Smoking and Eye Health: What Smoking Can Do to Your Eyes

Date: 2018-08-10

Are you a smoker experiencing vision problems or do you have a loved one who smokes and has eye issues? That smoking habit may be having a negative effect on eyesight.

There are many documented health benefits to kicking cigarettes for good, and protecting your eye health is one of them.

Smoking can cause a variety of vision problems, ranging from minor annoyances to sight-threatening conditions. Here is more about the impact smoking may have on your vision:

Smoking Can Cause Dry Eyes

Smokers are twice as likely to have dry eyes as non-smokers. Dry eye is caused by insufficient tear production on the eye surface. When this happens, our eyes are not properly lubricated. Symptoms of dry eye include redness, itchiness and foreign body sensation. Tobacco smoke is an eye irritant that can worsen dry eye, and dry eye is more likely to occur in smokers to wear contacts.

Diabetic Retinopathy and Smoking

People who smoke have a greater risk of developing type 2 diabetes than those who do not smoke. Type 2 diabetes lead to problems with vision.

Diabetic retinopathy is the most common cause of vision loss for diabetics and a leading cause of blindness in adults in the United States.

Smoking and Cataracts

Even casual smokers have about twice as much risk for developing cataracts as non-smokers. Heavy smokers have a risk level three times that of a non-smoker.

If you smoke, watch out for blurry vision, faded colors and an increased sensitivity to glare. If any of these symptoms occur, see your eyecare professional immediately.

Smoking and Macular Degeneration

Smoking has been linked to macular degeneration because toxins interfere with blood flow to the retina. Like cataracts, the risk level for macular degeneration increases with the amount that is smoked. Individuals exposed to second-hand smoke on a regular basis may also be at risk.

Glaucoma and Smoking

Smoking is linked to high blood pressure, cataracts and diabetes, all of which are risk factors for developing glaucoma.

Preventing Smoking-Related Eye Problems

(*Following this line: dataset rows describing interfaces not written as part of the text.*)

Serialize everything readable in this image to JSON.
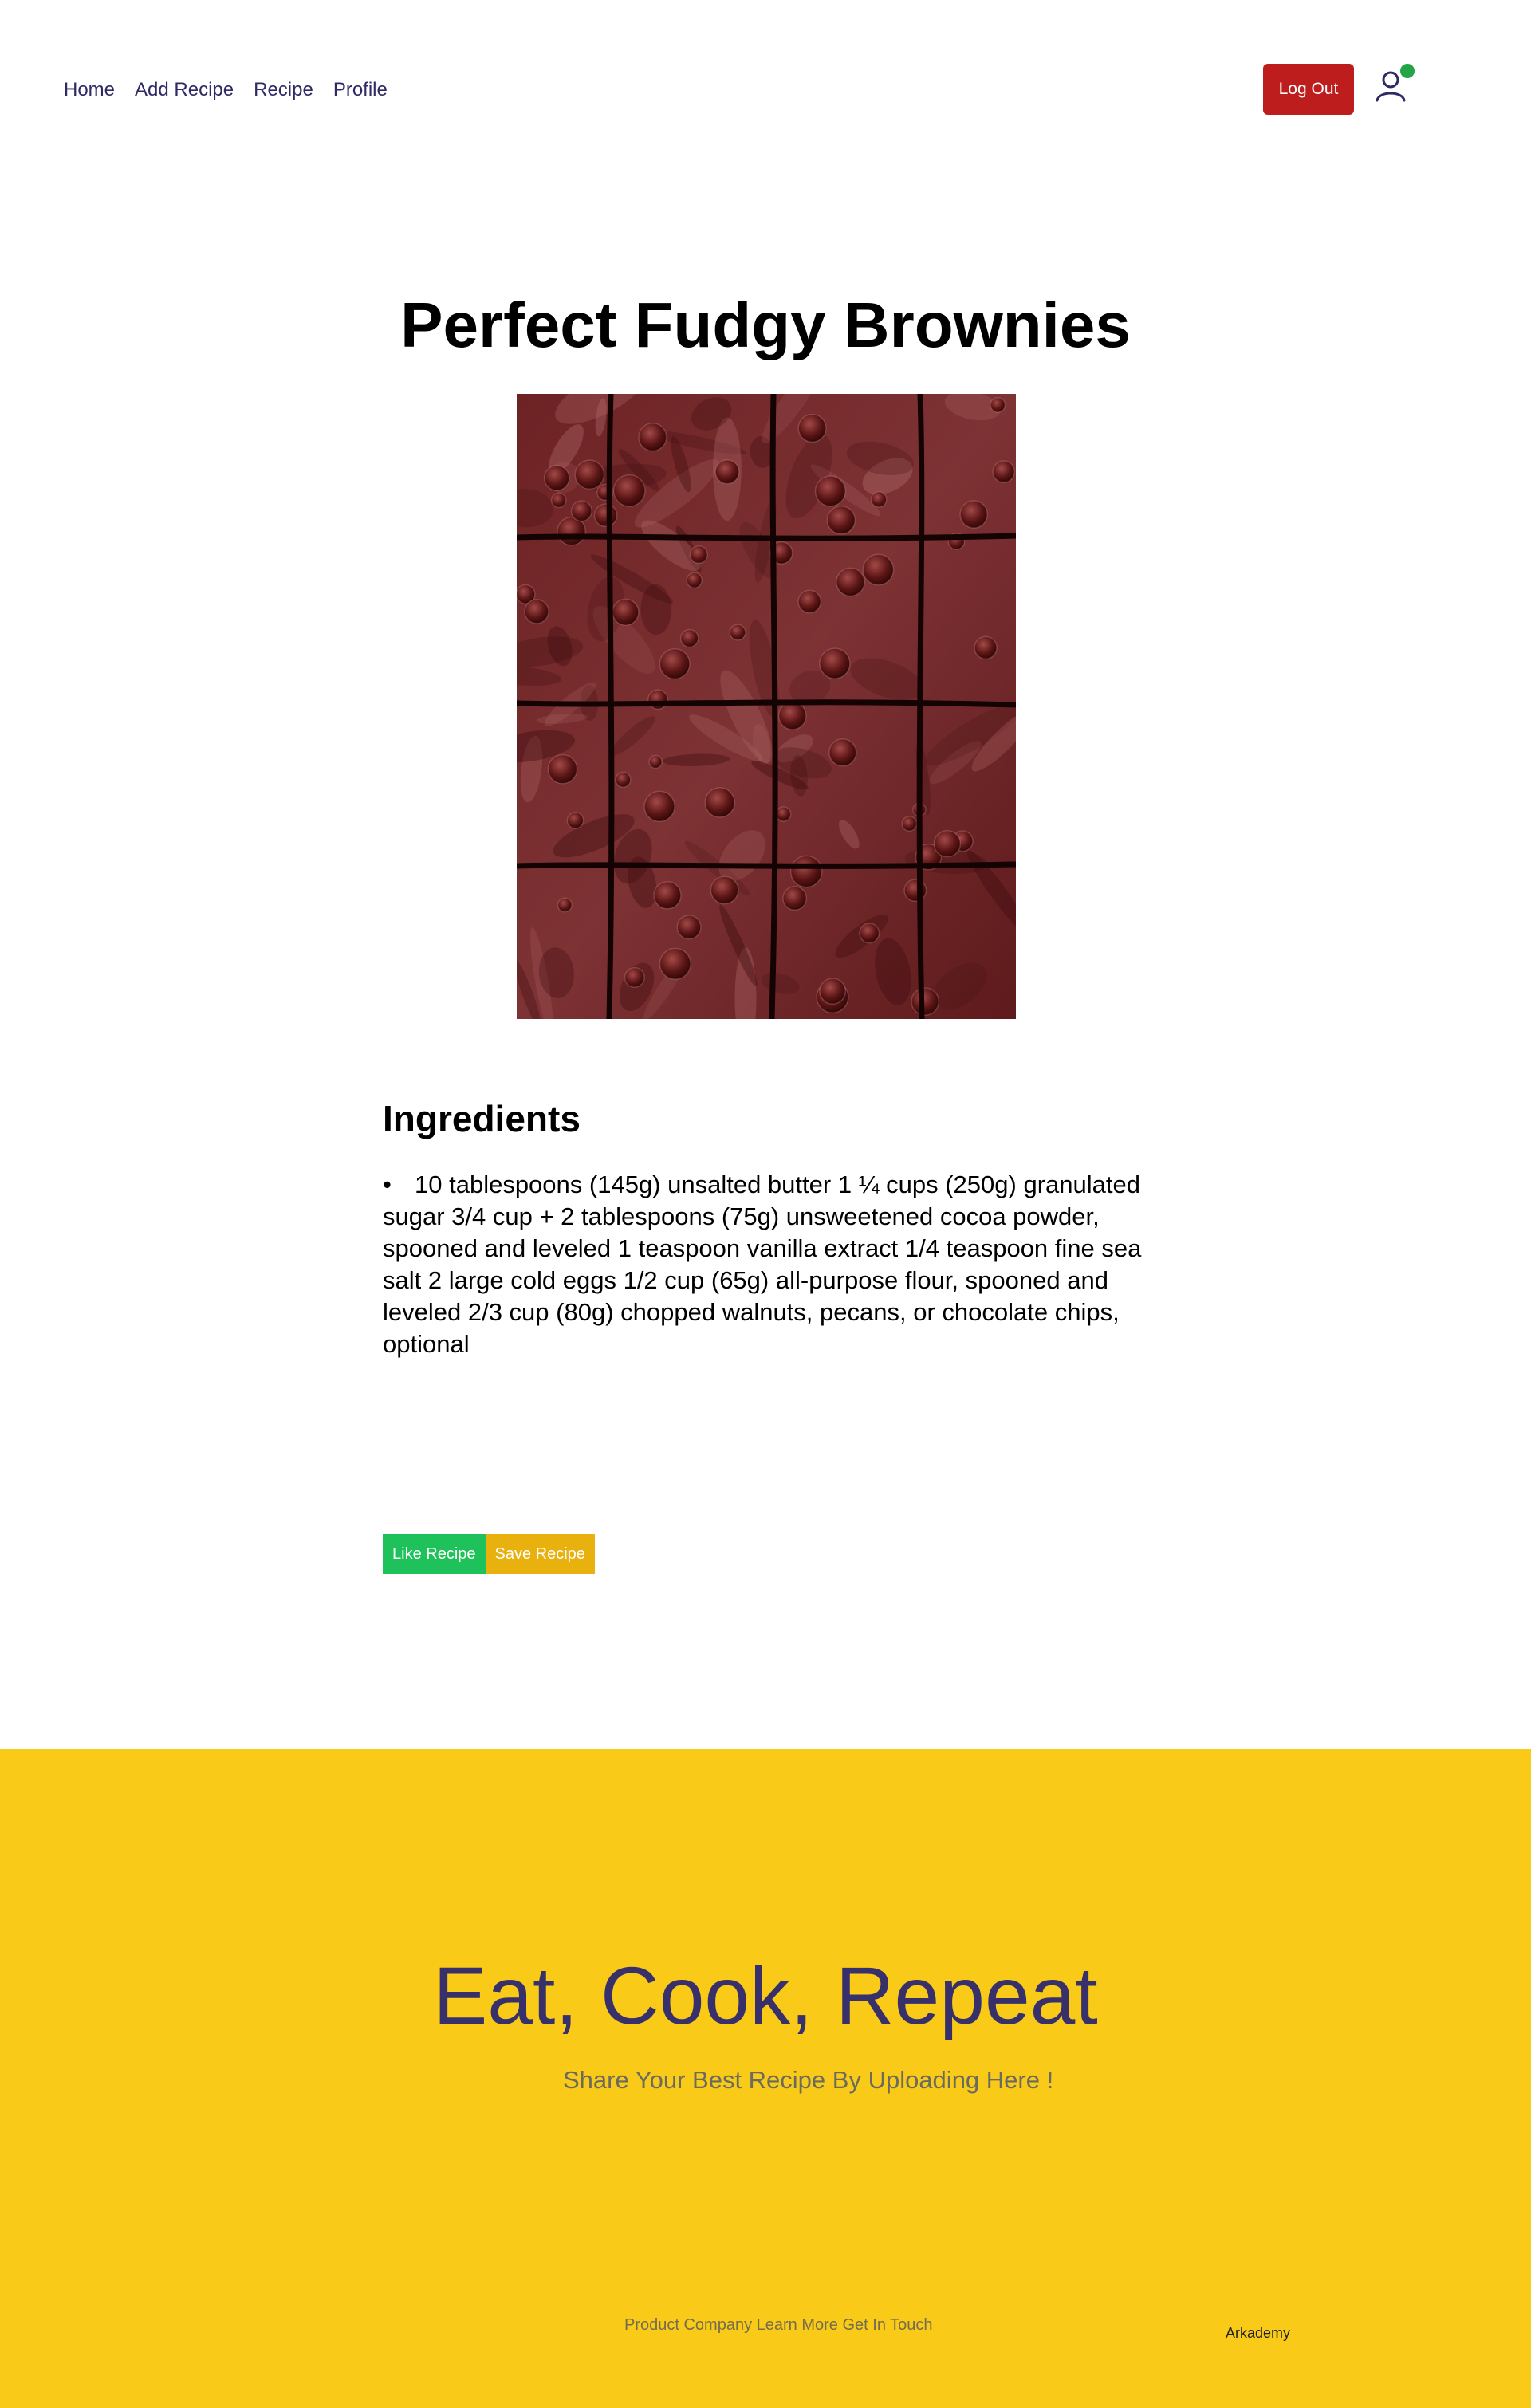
{
  "nav": {
    "items": [
      {
        "label": "Home"
      },
      {
        "label": "Add Recipe"
      },
      {
        "label": "Recipe"
      },
      {
        "label": "Profile"
      }
    ],
    "logout_label": "Log Out",
    "avatar_icon": "user-icon",
    "online_status_color": "#22a447"
  },
  "recipe": {
    "title": "Perfect Fudgy Brownies",
    "image_alt": "Brownies",
    "ingredients_heading": "Ingredients",
    "ingredients": [
      "10 tablespoons (145g) unsalted butter 1 ¼ cups (250g) granulated sugar 3/4 cup + 2 tablespoons (75g) unsweetened cocoa powder, spooned and leveled 1 teaspoon vanilla extract 1/4 teaspoon fine sea salt 2 large cold eggs 1/2 cup (65g) all-purpose flour, spooned and leveled 2/3 cup (80g) chopped walnuts, pecans, or chocolate chips, optional"
    ],
    "like_label": "Like Recipe",
    "save_label": "Save Recipe"
  },
  "footer": {
    "slogan": "Eat, Cook, Repeat",
    "tagline": "Share Your Best Recipe By Uploading Here !",
    "links_text": "Product Company Learn More Get In Touch",
    "brand": "Arkademy",
    "background_color": "#f9cb18"
  },
  "colors": {
    "nav_link": "#2e2a66",
    "logout_bg": "#bd1d1d",
    "like_bg": "#1ec15a",
    "save_bg": "#e8b10e",
    "slogan": "#37306b"
  }
}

The best way to prevent damage to your eyes caused by smioking is to quit smoking. For some conditions like dry eye, the positive effects of quitting smoking on your eyes can occur almost instantly. When the time comes to quit smoking, discuss a cessation plan with a medical professional.

Even if your vision is fine now, smokers - and everyone - should be mindful of their eye health and regularly have eye exams.